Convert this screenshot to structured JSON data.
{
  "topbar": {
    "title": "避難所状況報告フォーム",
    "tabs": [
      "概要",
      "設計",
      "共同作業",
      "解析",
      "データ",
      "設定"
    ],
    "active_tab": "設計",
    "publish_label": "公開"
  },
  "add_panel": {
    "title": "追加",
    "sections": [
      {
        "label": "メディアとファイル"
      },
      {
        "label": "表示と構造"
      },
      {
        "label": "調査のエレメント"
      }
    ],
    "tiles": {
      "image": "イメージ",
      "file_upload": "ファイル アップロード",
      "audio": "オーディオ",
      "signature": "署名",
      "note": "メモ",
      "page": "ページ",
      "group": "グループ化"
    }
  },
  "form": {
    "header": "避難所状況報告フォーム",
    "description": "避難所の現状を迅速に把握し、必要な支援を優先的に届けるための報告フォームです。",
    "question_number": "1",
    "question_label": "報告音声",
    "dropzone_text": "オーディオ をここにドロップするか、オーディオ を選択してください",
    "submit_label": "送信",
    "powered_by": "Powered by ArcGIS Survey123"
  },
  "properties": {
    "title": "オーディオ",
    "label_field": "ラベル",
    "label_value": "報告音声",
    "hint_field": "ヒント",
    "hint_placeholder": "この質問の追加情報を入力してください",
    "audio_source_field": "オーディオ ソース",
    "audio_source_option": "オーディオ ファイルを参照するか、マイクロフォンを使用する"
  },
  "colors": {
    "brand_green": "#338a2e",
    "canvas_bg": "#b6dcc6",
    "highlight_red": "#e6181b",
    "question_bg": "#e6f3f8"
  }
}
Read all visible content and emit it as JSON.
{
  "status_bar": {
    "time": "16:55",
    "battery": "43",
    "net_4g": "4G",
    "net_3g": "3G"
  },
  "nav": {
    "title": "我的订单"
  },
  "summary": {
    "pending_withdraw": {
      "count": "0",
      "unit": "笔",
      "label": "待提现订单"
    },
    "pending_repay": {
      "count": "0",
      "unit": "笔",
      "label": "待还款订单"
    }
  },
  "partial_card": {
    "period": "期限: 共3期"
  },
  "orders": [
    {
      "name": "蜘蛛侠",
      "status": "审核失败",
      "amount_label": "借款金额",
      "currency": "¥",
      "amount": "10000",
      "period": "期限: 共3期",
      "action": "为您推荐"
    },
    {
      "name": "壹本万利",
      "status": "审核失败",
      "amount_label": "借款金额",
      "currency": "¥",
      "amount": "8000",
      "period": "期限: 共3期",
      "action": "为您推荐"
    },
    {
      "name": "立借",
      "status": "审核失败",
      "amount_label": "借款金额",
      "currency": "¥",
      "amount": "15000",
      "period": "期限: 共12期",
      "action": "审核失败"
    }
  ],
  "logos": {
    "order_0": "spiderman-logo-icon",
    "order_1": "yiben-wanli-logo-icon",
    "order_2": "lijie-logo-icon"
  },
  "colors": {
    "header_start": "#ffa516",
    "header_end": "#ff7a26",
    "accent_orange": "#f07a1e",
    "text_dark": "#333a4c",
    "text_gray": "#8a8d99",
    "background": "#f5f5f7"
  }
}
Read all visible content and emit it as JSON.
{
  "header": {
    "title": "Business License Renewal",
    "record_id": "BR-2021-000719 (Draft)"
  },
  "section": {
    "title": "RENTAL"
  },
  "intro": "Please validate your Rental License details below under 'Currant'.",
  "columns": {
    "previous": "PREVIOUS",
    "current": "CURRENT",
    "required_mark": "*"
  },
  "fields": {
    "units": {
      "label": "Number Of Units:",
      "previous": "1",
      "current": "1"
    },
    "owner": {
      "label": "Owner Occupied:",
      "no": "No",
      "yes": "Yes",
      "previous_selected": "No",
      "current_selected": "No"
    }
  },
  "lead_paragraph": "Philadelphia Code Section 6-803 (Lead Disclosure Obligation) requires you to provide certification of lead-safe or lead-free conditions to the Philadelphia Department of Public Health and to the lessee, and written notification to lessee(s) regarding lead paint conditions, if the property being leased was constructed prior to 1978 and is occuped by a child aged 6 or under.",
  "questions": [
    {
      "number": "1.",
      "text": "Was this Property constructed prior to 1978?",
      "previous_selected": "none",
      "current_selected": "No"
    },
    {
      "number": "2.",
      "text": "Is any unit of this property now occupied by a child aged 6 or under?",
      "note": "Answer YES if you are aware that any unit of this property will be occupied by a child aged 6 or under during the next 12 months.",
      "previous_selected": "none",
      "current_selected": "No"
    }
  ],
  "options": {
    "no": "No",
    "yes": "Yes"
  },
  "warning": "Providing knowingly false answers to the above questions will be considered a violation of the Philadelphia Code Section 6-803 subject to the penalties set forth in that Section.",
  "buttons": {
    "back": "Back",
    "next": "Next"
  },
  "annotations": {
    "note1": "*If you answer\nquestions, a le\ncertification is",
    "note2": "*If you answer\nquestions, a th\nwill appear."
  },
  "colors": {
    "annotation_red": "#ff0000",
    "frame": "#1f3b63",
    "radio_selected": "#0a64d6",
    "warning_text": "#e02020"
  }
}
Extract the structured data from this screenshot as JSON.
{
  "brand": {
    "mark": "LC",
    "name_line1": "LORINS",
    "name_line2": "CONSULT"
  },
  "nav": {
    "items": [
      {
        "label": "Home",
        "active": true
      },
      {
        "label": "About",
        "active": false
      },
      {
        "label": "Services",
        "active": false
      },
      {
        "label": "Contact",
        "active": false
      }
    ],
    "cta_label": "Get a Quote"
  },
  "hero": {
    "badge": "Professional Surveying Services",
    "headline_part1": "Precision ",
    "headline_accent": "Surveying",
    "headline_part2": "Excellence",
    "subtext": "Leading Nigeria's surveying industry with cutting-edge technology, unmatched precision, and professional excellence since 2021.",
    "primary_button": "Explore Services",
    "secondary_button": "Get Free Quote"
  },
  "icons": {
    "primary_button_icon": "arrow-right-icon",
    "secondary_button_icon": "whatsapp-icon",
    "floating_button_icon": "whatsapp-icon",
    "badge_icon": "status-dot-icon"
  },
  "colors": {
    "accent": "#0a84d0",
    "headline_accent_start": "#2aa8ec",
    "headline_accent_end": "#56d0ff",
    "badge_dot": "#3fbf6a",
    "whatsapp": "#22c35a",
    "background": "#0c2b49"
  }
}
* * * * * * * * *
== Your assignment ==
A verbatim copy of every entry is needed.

== Answer space ==
Convert this screenshot to structured JSON data.
{
  "topbar": {
    "title": "避難所状況報告フォーム",
    "tabs": [
      "概要",
      "設計",
      "共同作業",
      "解析",
      "データ",
      "設定"
    ],
    "active_tab": "設計",
    "publish_label": "公開"
  },
  "add_panel": {
    "title": "追加",
    "sections": [
      {
        "label": "メディアとファイル"
      },
      {
        "label": "表示と構造"
      },
      {
        "label": "調査のエレメント"
      }
    ],
    "tiles": {
      "image": "イメージ",
      "file_upload": "ファイル アップロード",
      "audio": "オーディオ",
      "signature": "署名",
      "note": "メモ",
      "page": "ページ",
      "group": "グループ化"
    }
  },
  "form": {
    "header": "避難所状況報告フォーム",
    "description": "避難所の現状を迅速に把握し、必要な支援を優先的に届けるための報告フォームです。",
    "question_number": "1",
    "question_label": "報告音声",
    "dropzone_text": "オーディオ をここにドロップするか、オーディオ を選択してください",
    "submit_label": "送信",
    "powered_by": "Powered by ArcGIS Survey123"
  },
  "properties": {
    "title": "オーディオ",
    "label_field": "ラベル",
    "label_value": "報告音声",
    "hint_field": "ヒント",
    "hint_placeholder": "この質問の追加情報を入力してください",
    "audio_source_field": "オーディオ ソース",
    "audio_source_option": "オーディオ ファイルを参照するか、マイクロフォンを使用する"
  },
  "colors": {
    "brand_green": "#338a2e",
    "canvas_bg": "#b6dcc6",
    "highlight_red": "#e6181b",
    "question_bg": "#e6f3f8"
  }
}
Read all visible content and emit it as JSON.
{
  "status_bar": {
    "time": "16:55",
    "battery": "43",
    "net_4g": "4G",
    "net_3g": "3G"
  },
  "nav": {
    "title": "我的订单"
  },
  "summary": {
    "pending_withdraw": {
      "count": "0",
      "unit": "笔",
      "label": "待提现订单"
    },
    "pending_repay": {
      "count": "0",
      "unit": "笔",
      "label": "待还款订单"
    }
  },
  "partial_card": {
    "period": "期限: 共3期"
  },
  "orders": [
    {
      "name": "蜘蛛侠",
      "status": "审核失败",
      "amount_label": "借款金额",
      "currency": "¥",
      "amount": "10000",
      "period": "期限: 共3期",
      "action": "为您推荐"
    },
    {
      "name": "壹本万利",
      "status": "审核失败",
      "amount_label": "借款金额",
      "currency": "¥",
      "amount": "8000",
      "period": "期限: 共3期",
      "action": "为您推荐"
    },
    {
      "name": "立借",
      "status": "审核失败",
      "amount_label": "借款金额",
      "currency": "¥",
      "amount": "15000",
      "period": "期限: 共12期",
      "action": "审核失败"
    }
  ],
  "logos": {
    "order_0": "spiderman-logo-icon",
    "order_1": "yiben-wanli-logo-icon",
    "order_2": "lijie-logo-icon"
  },
  "colors": {
    "header_start": "#ffa516",
    "header_end": "#ff7a26",
    "accent_orange": "#f07a1e",
    "text_dark": "#333a4c",
    "text_gray": "#8a8d99",
    "background": "#f5f5f7"
  }
}
Read all visible content and emit it as JSON.
{
  "header": {
    "title": "Business License Renewal",
    "record_id": "BR-2021-000719 (Draft)"
  },
  "section": {
    "title": "RENTAL"
  },
  "intro": "Please validate your Rental License details below under 'Currant'.",
  "columns": {
    "previous": "PREVIOUS",
    "current": "CURRENT",
    "required_mark": "*"
  },
  "fields": {
    "units": {
      "label": "Number Of Units:",
      "previous": "1",
      "current": "1"
    },
    "owner": {
      "label": "Owner Occupied:",
      "no": "No",
      "yes": "Yes",
      "previous_selected": "No",
      "current_selected": "No"
    }
  },
  "lead_paragraph": "Philadelphia Code Section 6-803 (Lead Disclosure Obligation) requires you to provide certification of lead-safe or lead-free conditions to the Philadelphia Department of Public Health and to the lessee, and written notification to lessee(s) regarding lead paint conditions, if the property being leased was constructed prior to 1978 and is occuped by a child aged 6 or under.",
  "questions": [
    {
      "number": "1.",
      "text": "Was this Property constructed prior to 1978?",
      "previous_selected": "none",
      "current_selected": "No"
    },
    {
      "number": "2.",
      "text": "Is any unit of this property now occupied by a child aged 6 or under?",
      "note": "Answer YES if you are aware that any unit of this property will be occupied by a child aged 6 or under during the next 12 months.",
      "previous_selected": "none",
      "current_selected": "No"
    }
  ],
  "options": {
    "no": "No",
    "yes": "Yes"
  },
  "warning": "Providing knowingly false answers to the above questions will be considered a violation of the Philadelphia Code Section 6-803 subject to the penalties set forth in that Section.",
  "buttons": {
    "back": "Back",
    "next": "Next"
  },
  "annotations": {
    "note1": "*If you answer\nquestions, a le\ncertification is",
    "note2": "*If you answer\nquestions, a th\nwill appear."
  },
  "colors": {
    "annotation_red": "#ff0000",
    "frame": "#1f3b63",
    "radio_selected": "#0a64d6",
    "warning_text": "#e02020"
  }
}
Extract the structured data from this screenshot as JSON.
{
  "brand": {
    "mark": "LC",
    "name_line1": "LORINS",
    "name_line2": "CONSULT"
  },
  "nav": {
    "items": [
      {
        "label": "Home",
        "active": true
      },
      {
        "label": "About",
        "active": false
      },
      {
        "label": "Services",
        "active": false
      },
      {
        "label": "Contact",
        "active": false
      }
    ],
    "cta_label": "Get a Quote"
  },
  "hero": {
    "badge": "Professional Surveying Services",
    "headline_part1": "Precision ",
    "headline_accent": "Surveying",
    "headline_part2": "Excellence",
    "subtext": "Leading Nigeria's surveying industry with cutting-edge technology, unmatched precision, and professional excellence since 2021.",
    "primary_button": "Explore Services",
    "secondary_button": "Get Free Quote"
  },
  "icons": {
    "primary_button_icon": "arrow-right-icon",
    "secondary_button_icon": "whatsapp-icon",
    "floating_button_icon": "whatsapp-icon",
    "badge_icon": "status-dot-icon"
  },
  "colors": {
    "accent": "#0a84d0",
    "headline_accent_start": "#2aa8ec",
    "headline_accent_end": "#56d0ff",
    "badge_dot": "#3fbf6a",
    "whatsapp": "#22c35a",
    "background": "#0c2b49"
  }
}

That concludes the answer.